WORK REQUEST -
Here are some records; return them all exactly.

(Data about app and page elements)
^^^^^^^^^^^^^^^^
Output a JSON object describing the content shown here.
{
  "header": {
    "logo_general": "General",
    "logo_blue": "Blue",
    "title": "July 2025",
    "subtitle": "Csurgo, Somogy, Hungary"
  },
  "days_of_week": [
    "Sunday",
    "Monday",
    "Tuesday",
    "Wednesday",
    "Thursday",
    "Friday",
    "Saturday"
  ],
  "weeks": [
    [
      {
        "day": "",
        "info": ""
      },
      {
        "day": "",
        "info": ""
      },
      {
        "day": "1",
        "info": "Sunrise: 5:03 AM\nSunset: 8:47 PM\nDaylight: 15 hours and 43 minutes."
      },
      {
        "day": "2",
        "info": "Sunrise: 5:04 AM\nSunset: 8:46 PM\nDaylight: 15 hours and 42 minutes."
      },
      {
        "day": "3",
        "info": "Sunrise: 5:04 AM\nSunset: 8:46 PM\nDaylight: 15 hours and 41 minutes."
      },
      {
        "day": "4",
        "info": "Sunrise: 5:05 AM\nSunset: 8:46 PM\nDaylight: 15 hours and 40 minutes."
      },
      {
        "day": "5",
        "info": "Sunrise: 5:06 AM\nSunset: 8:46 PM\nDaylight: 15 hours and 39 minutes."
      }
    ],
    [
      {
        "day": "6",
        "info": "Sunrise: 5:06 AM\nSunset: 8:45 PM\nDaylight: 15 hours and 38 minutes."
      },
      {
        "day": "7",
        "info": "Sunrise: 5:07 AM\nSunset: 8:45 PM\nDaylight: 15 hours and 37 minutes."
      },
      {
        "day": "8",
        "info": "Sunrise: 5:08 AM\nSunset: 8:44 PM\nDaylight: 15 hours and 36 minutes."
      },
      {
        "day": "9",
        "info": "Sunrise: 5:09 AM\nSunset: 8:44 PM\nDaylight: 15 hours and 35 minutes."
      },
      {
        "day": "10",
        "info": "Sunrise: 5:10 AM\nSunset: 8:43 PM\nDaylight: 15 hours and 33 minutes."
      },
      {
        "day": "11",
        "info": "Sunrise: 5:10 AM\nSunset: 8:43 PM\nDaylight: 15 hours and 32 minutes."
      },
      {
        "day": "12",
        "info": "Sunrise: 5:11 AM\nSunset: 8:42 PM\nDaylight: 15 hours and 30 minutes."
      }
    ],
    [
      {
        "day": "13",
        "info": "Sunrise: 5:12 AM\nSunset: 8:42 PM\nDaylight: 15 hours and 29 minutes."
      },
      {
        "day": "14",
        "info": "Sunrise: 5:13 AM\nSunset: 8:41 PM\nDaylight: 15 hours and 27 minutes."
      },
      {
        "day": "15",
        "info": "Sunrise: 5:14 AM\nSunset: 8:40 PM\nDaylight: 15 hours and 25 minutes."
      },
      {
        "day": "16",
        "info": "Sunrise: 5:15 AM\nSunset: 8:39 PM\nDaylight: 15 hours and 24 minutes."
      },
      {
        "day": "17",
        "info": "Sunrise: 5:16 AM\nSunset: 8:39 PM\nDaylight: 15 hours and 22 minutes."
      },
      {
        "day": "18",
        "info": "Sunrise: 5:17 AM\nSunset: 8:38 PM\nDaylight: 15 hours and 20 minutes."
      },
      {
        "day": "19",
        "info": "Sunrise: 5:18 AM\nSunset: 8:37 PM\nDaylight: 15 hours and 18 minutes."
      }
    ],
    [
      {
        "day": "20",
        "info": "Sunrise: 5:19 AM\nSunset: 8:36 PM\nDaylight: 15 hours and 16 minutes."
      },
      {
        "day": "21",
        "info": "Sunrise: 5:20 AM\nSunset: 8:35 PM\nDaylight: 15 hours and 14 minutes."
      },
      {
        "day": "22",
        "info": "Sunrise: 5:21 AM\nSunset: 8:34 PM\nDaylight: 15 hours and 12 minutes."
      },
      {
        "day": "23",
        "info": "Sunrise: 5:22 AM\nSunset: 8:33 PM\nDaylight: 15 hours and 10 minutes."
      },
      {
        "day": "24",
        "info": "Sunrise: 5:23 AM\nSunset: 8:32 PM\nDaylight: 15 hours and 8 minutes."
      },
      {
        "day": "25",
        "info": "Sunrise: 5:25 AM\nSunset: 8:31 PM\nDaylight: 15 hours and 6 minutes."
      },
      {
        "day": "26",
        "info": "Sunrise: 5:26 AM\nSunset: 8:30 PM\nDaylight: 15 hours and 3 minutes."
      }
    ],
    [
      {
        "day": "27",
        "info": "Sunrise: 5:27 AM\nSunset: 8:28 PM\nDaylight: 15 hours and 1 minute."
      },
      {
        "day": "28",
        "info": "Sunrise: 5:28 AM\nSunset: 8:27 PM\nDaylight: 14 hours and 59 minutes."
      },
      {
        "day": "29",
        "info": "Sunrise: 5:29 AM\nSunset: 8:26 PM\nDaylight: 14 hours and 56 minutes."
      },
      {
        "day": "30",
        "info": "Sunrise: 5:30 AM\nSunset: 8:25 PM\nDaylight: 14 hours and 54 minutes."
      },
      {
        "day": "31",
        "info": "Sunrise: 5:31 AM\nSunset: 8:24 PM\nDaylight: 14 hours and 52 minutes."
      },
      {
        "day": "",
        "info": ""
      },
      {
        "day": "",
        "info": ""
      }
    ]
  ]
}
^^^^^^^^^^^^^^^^
SOLUTION TO THE EXERCISE -
Output a JSON object describing the content shown here.
{
  "header": {
    "logo_general": "General",
    "logo_blue": "Blue",
    "title": "July 2025",
    "subtitle": "Csurgo, Somogy, Hungary"
  },
  "days_of_week": [
    "Sunday",
    "Monday",
    "Tuesday",
    "Wednesday",
    "Thursday",
    "Friday",
    "Saturday"
  ],
  "weeks": [
    [
      {
        "day": "",
        "info": ""
      },
      {
        "day": "",
        "info": ""
      },
      {
        "day": "1",
        "info": "Sunrise: 5:03 AM\nSunset: 8:47 PM\nDaylight: 15 hours and 43 minutes."
      },
      {
        "day": "2",
        "info": "Sunrise: 5:04 AM\nSunset: 8:46 PM\nDaylight: 15 hours and 42 minutes."
      },
      {
        "day": "3",
        "info": "Sunrise: 5:04 AM\nSunset: 8:46 PM\nDaylight: 15 hours and 41 minutes."
      },
      {
        "day": "4",
        "info": "Sunrise: 5:05 AM\nSunset: 8:46 PM\nDaylight: 15 hours and 40 minutes."
      },
      {
        "day": "5",
        "info": "Sunrise: 5:06 AM\nSunset: 8:46 PM\nDaylight: 15 hours and 39 minutes."
      }
    ],
    [
      {
        "day": "6",
        "info": "Sunrise: 5:06 AM\nSunset: 8:45 PM\nDaylight: 15 hours and 38 minutes."
      },
      {
        "day": "7",
        "info": "Sunrise: 5:07 AM\nSunset: 8:45 PM\nDaylight: 15 hours and 37 minutes."
      },
      {
        "day": "8",
        "info": "Sunrise: 5:08 AM\nSunset: 8:44 PM\nDaylight: 15 hours and 36 minutes."
      },
      {
        "day": "9",
        "info": "Sunrise: 5:09 AM\nSunset: 8:44 PM\nDaylight: 15 hours and 35 minutes."
      },
      {
        "day": "10",
        "info": "Sunrise: 5:10 AM\nSunset: 8:43 PM\nDaylight: 15 hours and 33 minutes."
      },
      {
        "day": "11",
        "info": "Sunrise: 5:10 AM\nSunset: 8:43 PM\nDaylight: 15 hours and 32 minutes."
      },
      {
        "day": "12",
        "info": "Sunrise: 5:11 AM\nSunset: 8:42 PM\nDaylight: 15 hours and 30 minutes."
      }
    ],
    [
      {
        "day": "13",
        "info": "Sunrise: 5:12 AM\nSunset: 8:42 PM\nDaylight: 15 hours and 29 minutes."
      },
      {
        "day": "14",
        "info": "Sunrise: 5:13 AM\nSunset: 8:41 PM\nDaylight: 15 hours and 27 minutes."
      },
      {
        "day": "15",
        "info": "Sunrise: 5:14 AM\nSunset: 8:40 PM\nDaylight: 15 hours and 25 minutes."
      },
      {
        "day": "16",
        "info": "Sunrise: 5:15 AM\nSunset: 8:39 PM\nDaylight: 15 hours and 24 minutes."
      },
      {
        "day": "17",
        "info": "Sunrise: 5:16 AM\nSunset: 8:39 PM\nDaylight: 15 hours and 22 minutes."
      },
      {
        "day": "18",
        "info": "Sunrise: 5:17 AM\nSunset: 8:38 PM\nDaylight: 15 hours and 20 minutes."
      },
      {
        "day": "19",
        "info": "Sunrise: 5:18 AM\nSunset: 8:37 PM\nDaylight: 15 hours and 18 minutes."
      }
    ],
    [
      {
        "day": "20",
        "info": "Sunrise: 5:19 AM\nSunset: 8:36 PM\nDaylight: 15 hours and 16 minutes."
      },
      {
        "day": "21",
        "info": "Sunrise: 5:20 AM\nSunset: 8:35 PM\nDaylight: 15 hours and 14 minutes."
      },
      {
        "day": "22",
        "info": "Sunrise: 5:21 AM\nSunset: 8:34 PM\nDaylight: 15 hours and 12 minutes."
      },
      {
        "day": "23",
        "info": "Sunrise: 5:22 AM\nSunset: 8:33 PM\nDaylight: 15 hours and 10 minutes."
      },
      {
        "day": "24",
        "info": "Sunrise: 5:23 AM\nSunset: 8:32 PM\nDaylight: 15 hours and 8 minutes."
      },
      {
        "day": "25",
        "info": "Sunrise: 5:25 AM\nSunset: 8:31 PM\nDaylight: 15 hours and 6 minutes."
      },
      {
        "day": "26",
        "info": "Sunrise: 5:26 AM\nSunset: 8:30 PM\nDaylight: 15 hours and 3 minutes."
      }
    ],
    [
      {
        "day": "27",
        "info": "Sunrise: 5:27 AM\nSunset: 8:28 PM\nDaylight: 15 hours and 1 minute."
      },
      {
        "day": "28",
        "info": "Sunrise: 5:28 AM\nSunset: 8:27 PM\nDaylight: 14 hours and 59 minutes."
      },
      {
        "day": "29",
        "info": "Sunrise: 5:29 AM\nSunset: 8:26 PM\nDaylight: 14 hours and 56 minutes."
      },
      {
        "day": "30",
        "info": "Sunrise: 5:30 AM\nSunset: 8:25 PM\nDaylight: 14 hours and 54 minutes."
      },
      {
        "day": "31",
        "info": "Sunrise: 5:31 AM\nSunset: 8:24 PM\nDaylight: 14 hours and 52 minutes."
      },
      {
        "day": "",
        "info": ""
      },
      {
        "day": "",
        "info": ""
      }
    ]
  ]
}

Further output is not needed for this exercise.